(EXERCISE INPUT Opens)
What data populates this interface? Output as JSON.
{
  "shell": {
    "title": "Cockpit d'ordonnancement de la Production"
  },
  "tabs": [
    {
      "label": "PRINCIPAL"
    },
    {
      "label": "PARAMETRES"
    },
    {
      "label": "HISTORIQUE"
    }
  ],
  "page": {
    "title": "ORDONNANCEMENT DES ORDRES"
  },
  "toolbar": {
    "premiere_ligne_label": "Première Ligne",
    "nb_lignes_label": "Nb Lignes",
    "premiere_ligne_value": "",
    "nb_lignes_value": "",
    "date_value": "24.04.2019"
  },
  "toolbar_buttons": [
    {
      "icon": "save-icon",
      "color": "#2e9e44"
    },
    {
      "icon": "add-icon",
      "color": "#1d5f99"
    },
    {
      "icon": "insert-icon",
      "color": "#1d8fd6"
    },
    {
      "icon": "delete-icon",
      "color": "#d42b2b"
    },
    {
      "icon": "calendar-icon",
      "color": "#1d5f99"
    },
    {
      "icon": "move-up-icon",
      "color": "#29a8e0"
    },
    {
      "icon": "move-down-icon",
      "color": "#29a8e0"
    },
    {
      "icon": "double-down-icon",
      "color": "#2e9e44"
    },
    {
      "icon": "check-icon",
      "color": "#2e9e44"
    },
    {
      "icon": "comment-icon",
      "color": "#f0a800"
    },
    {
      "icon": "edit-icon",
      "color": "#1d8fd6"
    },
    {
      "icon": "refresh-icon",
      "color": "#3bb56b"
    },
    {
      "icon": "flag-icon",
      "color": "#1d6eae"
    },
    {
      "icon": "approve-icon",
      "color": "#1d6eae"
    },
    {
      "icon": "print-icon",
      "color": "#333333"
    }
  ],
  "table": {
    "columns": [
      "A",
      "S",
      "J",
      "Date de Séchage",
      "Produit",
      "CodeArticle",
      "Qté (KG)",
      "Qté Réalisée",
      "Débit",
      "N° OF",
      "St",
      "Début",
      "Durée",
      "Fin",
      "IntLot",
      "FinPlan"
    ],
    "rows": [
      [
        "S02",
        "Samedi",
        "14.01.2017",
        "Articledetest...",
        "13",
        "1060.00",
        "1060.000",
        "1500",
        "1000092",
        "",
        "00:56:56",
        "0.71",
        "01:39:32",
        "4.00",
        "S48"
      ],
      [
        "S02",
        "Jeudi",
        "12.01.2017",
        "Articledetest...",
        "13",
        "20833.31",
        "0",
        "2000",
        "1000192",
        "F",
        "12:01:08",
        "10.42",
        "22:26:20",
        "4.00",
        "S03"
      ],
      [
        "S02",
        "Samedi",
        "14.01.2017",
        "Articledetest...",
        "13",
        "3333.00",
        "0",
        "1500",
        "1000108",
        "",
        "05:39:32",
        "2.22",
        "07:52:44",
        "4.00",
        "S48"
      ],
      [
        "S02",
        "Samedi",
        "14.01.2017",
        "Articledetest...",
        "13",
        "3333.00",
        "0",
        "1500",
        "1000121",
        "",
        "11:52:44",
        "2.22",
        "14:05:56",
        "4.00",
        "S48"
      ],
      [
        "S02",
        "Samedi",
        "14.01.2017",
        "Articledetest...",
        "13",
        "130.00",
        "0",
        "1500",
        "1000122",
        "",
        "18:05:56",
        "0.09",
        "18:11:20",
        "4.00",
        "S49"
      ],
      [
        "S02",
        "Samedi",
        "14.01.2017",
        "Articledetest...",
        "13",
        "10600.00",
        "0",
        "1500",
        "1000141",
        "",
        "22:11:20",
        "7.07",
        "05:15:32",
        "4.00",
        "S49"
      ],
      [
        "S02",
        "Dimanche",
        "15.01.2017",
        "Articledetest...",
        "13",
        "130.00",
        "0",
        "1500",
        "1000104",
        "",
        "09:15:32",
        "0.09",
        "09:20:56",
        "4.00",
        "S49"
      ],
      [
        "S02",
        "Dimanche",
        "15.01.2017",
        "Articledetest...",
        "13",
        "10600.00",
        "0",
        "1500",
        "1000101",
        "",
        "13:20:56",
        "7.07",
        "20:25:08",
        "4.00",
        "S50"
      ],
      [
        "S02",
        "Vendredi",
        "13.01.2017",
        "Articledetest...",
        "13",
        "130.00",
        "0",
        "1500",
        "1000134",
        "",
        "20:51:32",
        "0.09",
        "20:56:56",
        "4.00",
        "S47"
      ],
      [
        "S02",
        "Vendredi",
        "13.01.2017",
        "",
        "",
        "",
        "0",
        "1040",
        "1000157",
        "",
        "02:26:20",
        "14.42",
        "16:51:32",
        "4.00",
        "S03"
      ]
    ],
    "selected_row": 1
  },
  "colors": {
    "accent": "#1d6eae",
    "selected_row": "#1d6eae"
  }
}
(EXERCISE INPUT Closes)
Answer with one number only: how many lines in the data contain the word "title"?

• _TASK RESULT_: 2